* WHAT YOU ARE ASKED TO DO
Report, word for word, every line of the material that contains "title".
<<<<
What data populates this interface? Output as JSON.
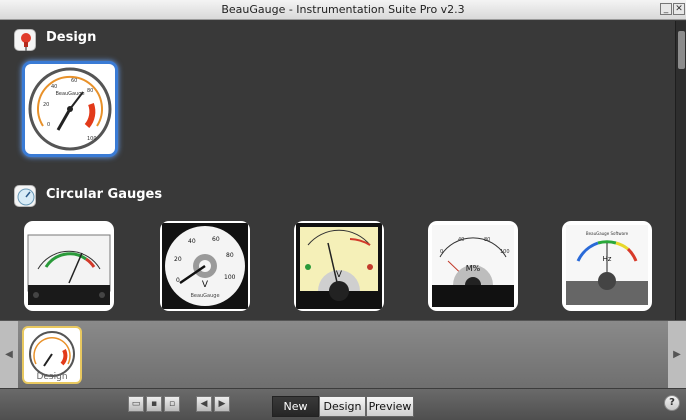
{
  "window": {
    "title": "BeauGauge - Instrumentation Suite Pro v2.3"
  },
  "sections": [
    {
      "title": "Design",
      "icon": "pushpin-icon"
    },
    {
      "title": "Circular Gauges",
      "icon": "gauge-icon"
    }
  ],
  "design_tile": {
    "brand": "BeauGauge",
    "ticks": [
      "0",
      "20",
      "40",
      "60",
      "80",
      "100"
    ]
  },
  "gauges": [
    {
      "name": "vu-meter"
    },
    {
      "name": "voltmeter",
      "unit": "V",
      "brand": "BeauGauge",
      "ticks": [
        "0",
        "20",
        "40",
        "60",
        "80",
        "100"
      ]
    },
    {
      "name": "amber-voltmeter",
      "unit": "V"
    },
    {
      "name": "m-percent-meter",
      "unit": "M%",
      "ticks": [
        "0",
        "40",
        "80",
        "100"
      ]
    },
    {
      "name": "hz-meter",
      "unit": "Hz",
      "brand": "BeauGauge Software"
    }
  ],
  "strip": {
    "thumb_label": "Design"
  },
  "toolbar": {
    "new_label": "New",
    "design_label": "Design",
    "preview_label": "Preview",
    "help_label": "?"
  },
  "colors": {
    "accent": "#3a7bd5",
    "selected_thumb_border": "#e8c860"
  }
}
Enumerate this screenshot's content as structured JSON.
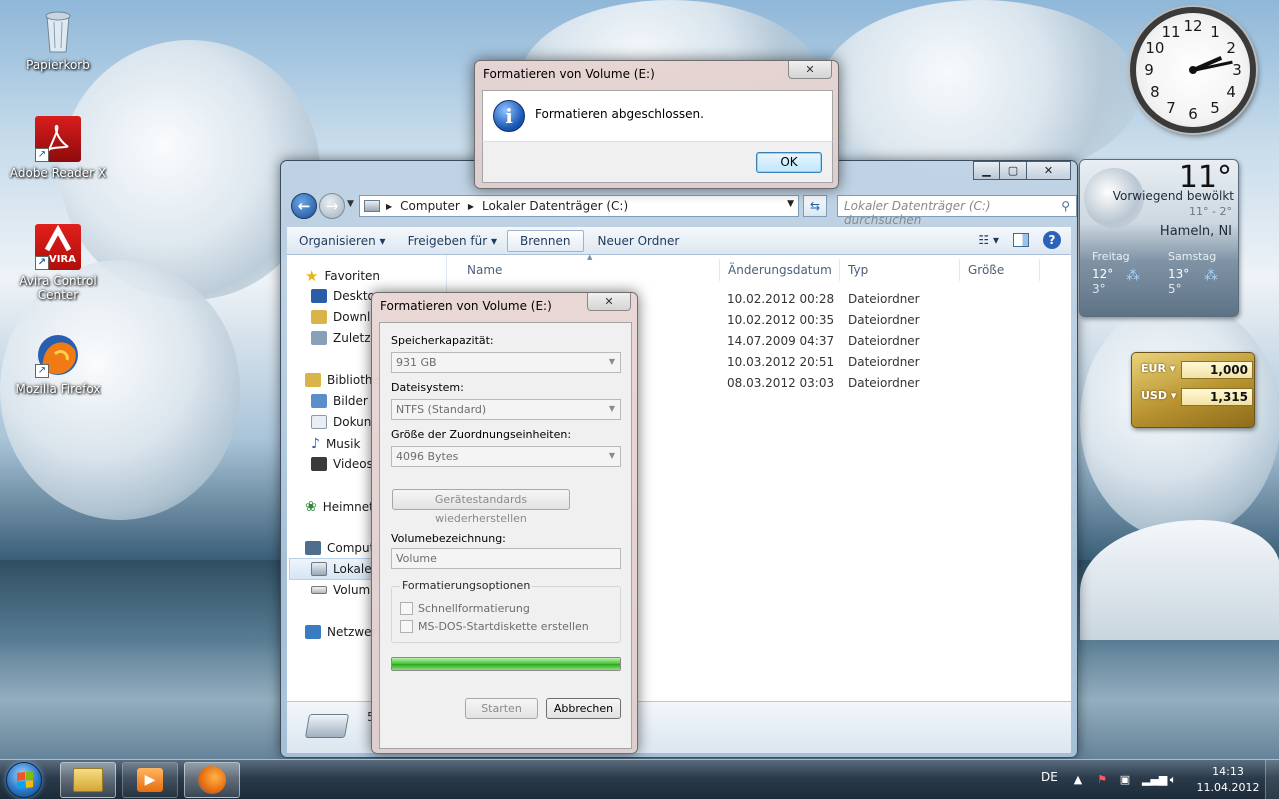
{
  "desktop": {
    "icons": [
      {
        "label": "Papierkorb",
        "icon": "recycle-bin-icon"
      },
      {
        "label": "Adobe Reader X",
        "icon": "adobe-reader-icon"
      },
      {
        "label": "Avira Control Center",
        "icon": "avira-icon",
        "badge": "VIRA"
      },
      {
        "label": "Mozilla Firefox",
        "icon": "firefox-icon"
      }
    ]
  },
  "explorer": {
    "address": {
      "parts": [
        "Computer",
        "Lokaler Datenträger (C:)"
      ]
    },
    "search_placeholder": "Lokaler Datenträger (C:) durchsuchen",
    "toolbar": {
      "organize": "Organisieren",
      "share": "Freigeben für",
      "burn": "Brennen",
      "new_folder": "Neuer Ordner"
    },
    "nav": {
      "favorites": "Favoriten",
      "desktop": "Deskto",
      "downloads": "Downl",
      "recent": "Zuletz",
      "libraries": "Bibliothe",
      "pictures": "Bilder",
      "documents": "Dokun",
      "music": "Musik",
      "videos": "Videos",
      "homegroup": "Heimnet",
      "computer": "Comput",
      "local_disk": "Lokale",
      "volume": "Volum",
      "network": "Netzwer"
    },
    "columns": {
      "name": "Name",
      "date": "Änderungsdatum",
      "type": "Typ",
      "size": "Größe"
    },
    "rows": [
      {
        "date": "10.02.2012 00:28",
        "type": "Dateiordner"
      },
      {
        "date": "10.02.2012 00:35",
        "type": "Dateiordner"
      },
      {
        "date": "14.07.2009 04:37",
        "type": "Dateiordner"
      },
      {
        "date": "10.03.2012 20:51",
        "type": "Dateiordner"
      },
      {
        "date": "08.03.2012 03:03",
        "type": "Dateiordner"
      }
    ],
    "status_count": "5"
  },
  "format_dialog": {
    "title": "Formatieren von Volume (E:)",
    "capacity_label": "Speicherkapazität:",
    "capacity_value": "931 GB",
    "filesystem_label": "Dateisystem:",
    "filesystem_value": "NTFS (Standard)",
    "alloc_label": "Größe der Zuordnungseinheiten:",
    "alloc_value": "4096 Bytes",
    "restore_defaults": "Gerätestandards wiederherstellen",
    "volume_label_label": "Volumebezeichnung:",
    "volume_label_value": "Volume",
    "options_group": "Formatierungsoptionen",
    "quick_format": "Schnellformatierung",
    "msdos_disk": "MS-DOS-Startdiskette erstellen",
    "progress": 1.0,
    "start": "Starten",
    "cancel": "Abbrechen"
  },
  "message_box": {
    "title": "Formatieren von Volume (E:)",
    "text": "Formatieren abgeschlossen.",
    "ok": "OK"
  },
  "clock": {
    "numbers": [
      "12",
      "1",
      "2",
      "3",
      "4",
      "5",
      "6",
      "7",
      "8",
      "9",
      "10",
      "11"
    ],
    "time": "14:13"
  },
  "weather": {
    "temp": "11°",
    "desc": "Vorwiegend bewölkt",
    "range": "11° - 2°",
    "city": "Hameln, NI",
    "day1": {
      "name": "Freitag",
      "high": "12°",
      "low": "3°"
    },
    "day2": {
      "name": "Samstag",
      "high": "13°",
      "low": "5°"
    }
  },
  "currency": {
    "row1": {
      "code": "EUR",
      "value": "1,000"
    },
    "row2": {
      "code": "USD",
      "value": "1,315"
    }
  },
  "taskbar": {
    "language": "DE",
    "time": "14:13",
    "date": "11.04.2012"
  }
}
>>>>
* PROBLEM SOLUTION
    "title": "BeauGauge - Instrumentation Suite Pro v2.3"
      "title": "Design",
      "title": "Circular Gauges",
    "title": "Formatieren von Volume (E:)",
    "title": "Formatieren von Volume (E:)",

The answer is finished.